The best baselayer type is generally personal preference. If you’re often skiing in a wet, humid climate merino wool may be the best choice. If you are in a drier environment and have access to multiple baselayers, synthetic can provide higher performance. Of course, there are many blends and materials available and it will take some time to discover your preference.

When you’re working hard you may have to unzip to dump some excess heat. Photo Credit: Spencer Miller

At Strafe we use the highest-performing technical materials and fabrics to create systems of baselayers, insulation, and weather protection depending on your intended activity. From the beginning, Strafe recognized that modern waterproof outerwear does a great job of keeping moisture and wind out, so often the limiting comfort factor is moisture buildup internally. To mitigate that internal moisture, we focus on maximizing breathability with air-permeable fabrics and insulation systems, allowing you to stay drier, warmer, and more comfortable longer.

We love our eVent® outerwear pieces. These are 3L shells that hit the sweet spot between the two main compromises of weather protection and breathability and weight and durability. No one wants to ski in a kevlar trash bag or ride in a fragile, freezing fabric, and after many years of development these eVent® shells have found the perfect balance. With the right layering they’ll work for any day and any activity in the mountains.


We are super stoked on our new Men’s Alpha Insulator Short and Women’s Pant. If you’re skiing or touring in cold conditions regularly, these pieces allow you to stay comfortable with a single bottom baselayer under your shell pants. The full-length side-zip allows you to easily remove them should things warm up and the 100% recycled, quick-drying, and lightweight Polartec® Alpha® insulation is the most breathable insulation we’ve ever used. They’re truly a game changer for cold days and climates.
Photo Credit: Jake Burchmore
Photo Credit: Jake Burchmore
Skier cutting some turns in powder, all layered up with Strafe gear. Photo Credit: Matt Power

Of course! We are spoiled and definitely have an upper hand on how to create an effective layering system when it comes to protective gear. Our offices are located right at the base of Aspen Highlands, home of some of the best inbound terrain in Colorado. We’re athlete-owned, so we make the gear we need.
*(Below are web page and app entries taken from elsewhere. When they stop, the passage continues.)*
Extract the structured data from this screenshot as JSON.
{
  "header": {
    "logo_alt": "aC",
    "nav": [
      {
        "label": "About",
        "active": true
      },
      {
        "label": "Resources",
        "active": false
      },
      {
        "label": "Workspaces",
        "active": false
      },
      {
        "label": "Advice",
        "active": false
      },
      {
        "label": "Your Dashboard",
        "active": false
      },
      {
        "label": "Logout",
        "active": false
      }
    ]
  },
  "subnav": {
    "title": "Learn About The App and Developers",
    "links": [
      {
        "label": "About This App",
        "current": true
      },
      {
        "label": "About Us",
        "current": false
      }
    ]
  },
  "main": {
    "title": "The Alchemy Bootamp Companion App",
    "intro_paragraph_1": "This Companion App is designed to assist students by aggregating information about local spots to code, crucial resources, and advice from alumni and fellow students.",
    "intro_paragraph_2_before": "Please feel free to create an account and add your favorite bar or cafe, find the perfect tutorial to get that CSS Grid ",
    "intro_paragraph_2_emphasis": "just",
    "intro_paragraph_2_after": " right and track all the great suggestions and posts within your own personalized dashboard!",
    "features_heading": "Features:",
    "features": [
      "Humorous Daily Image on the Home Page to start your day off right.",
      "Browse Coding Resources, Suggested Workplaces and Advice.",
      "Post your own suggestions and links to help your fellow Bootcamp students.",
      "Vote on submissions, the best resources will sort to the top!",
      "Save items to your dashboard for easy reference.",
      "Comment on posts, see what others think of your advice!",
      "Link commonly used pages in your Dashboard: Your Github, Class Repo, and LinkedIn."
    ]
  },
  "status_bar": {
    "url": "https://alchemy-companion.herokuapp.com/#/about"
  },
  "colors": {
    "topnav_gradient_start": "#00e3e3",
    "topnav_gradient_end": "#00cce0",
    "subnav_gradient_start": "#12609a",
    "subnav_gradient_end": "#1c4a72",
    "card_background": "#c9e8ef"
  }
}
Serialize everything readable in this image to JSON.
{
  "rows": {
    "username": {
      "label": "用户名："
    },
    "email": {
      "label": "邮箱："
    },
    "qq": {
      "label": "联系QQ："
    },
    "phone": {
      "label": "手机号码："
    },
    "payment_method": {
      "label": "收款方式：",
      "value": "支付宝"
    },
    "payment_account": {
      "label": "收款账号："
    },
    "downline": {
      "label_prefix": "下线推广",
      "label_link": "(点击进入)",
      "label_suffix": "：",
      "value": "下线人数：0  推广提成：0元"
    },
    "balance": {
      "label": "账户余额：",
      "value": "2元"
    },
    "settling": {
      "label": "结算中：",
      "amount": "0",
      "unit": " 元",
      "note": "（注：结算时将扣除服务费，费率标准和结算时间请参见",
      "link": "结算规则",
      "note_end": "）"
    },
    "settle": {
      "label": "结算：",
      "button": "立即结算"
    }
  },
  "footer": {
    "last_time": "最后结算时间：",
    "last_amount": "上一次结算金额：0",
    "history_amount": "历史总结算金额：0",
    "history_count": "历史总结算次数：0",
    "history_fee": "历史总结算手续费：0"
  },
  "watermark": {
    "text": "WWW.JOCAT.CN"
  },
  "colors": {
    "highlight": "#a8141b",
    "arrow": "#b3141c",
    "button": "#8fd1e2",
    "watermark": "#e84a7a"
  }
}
Hiking the Highland bowl, ripping down to the lift, and riding up to lap again places unique demands on apparel in terms of breathability, weather protection, insulation, mobility and storage. We found gear needed to be a blend of breathable, waterproof materials and constructions with snow-specific features and fits for moving efficiently and skiing hard all day. We’re trying to constantly evolve and find the newest and best materials to keep us dry and warm on the coldest days!


Gear doesn’t make the day great, but can sure make it better! Skiing is a cold, outdoor sport with a lot of moisture and it’s generally much easier to cool off than it is to warm up. Dress warm and give yourself options to adjust based on your comfort.

At the end of the day, it doesn’t really matter what you wear, just as long as you’re warm, comfortable, and outside enjoying the beautiful mountains we call home.

Don’t be afraid to try new things! Trying new layering is how we learn what is most comfortable for us as the skier or rider we are.

Check out the latest in layering technology for the perfect Strafe garment for your winter needs:



Is layering for kids different than adults?

Well, yes - and our friends at namuk who specialize in the finest outdoor children's clothing have you covered with a blog on their site to explain the details on how to layer your kids for a day on the slopes and in the mountains during the winter, check it out here!

Now, To The Mountains

Our hope is this guide gives you the confidence to explore the outdoors in all conditions and even better, know that you'll be doing it comfortably. Instead of having to cut your day on the slopes or in the backcountry short, hopefully you're now able to maximize your own time in the mountains thanks to this layering guide. Being able to guarantee more time in the mountains? Now, that's priceless.